an important landmark in the history of India. It has set to rest the
doubts expressed by historians about the historicity of Mahabharata
and the very existence of Dwaraka city. It has greatly narrowed the
gap in Indian history by establishing the continuity of the Indian

civilization from the Vedic Age to the present day."

Ancient India's sea-faring capabilities have been much underestimated
by many Western scholars. Chinese literary texts refer to hectic
maritime and trade activity between India and China as far back as the
7th century BC. Indian traders would set sail from the port of
Mahabalipuram, carrying with them cinnamon, pepper and their
civilization to the shores of Java, Cambodia and Bali. Recent
excavations in Philippines, Malay Peninsula, and Indonesia confirm of
early and extensive trade which continued down to the historical
period. In the Hellenic world, the processions of Ptolemy Philadelphus
(285-246 BC) included these from India - women, hunting dogs, cows and
Indian spices carried on camels. And, many may be unaware that India
became the first power to defeat a European power in a naval battle
when Marthanda Varma, the ruler of Travancore, routed an invading
Dutch fleet in the `Battle of Colachel'.
At one can go on meandering through a
plethora of factual and fascinating details about Beginning of Indian
Scientific Thought, Concept of Time, Physics, Mathematics, Grammar,
Science, Education, Chemistry and metallurgy, Shipbuilding and
Navigation, Medical Science, Astronomy, Fables, Music and Games,
Martial Arts, Philosophy, Government and Constitution, Law, Democracy,
Logic in ancient India, Religion, Art and Architecture, Literature,
Textiles and much more. The website site has also cataloged thoughts

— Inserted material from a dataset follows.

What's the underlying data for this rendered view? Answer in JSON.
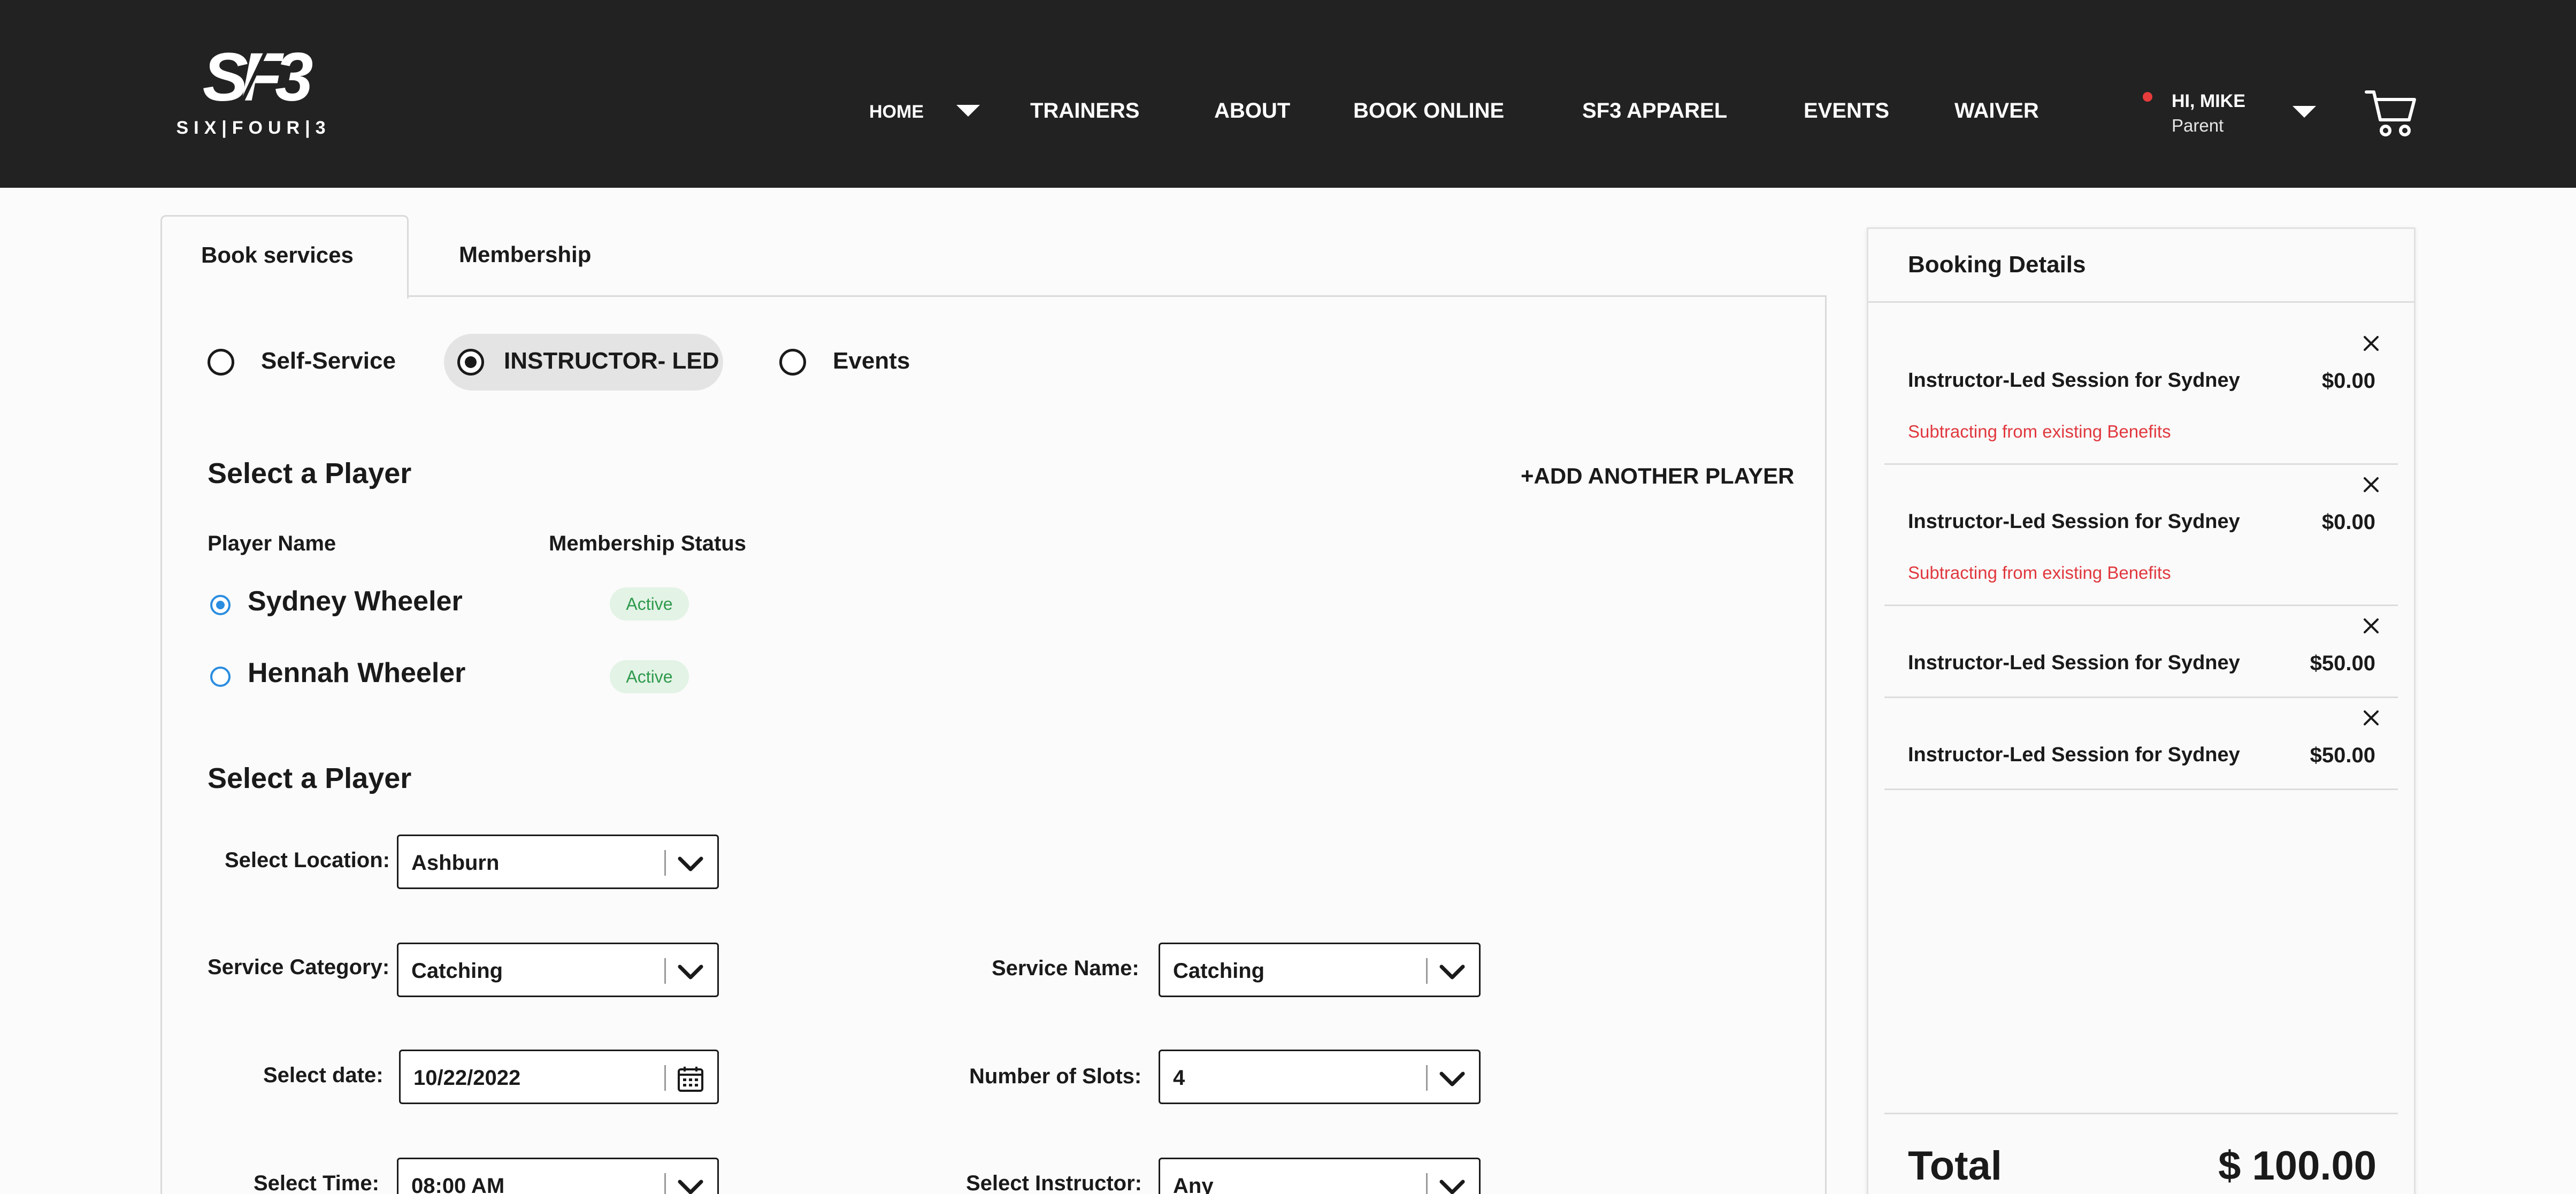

of world-renowned intellectuals regarding Hinduism, recommends books
for further reading, and provides useful links for further research.
This website has been recognized as a resource by many eminent
organizations and institutions, among them, The Yale Vedanta Society,
Princeton University, Cornell University, Glasgow University and
Encyclopedia Britannica.
If you wish to educate yourself or your children about the richness,
depth and sheer diversity of Indian spiritual and scientific
traditions is a great place to make a
beginning. A stupendous personal endeavour by Ms Sushama Londhe, this
website could go a long way to help remove some of the common
misconceptions and misinterpretations about our great legacy.
The author wishes to acknowledge the co-operation received from Ms
Sushama Londhe ( to write this article.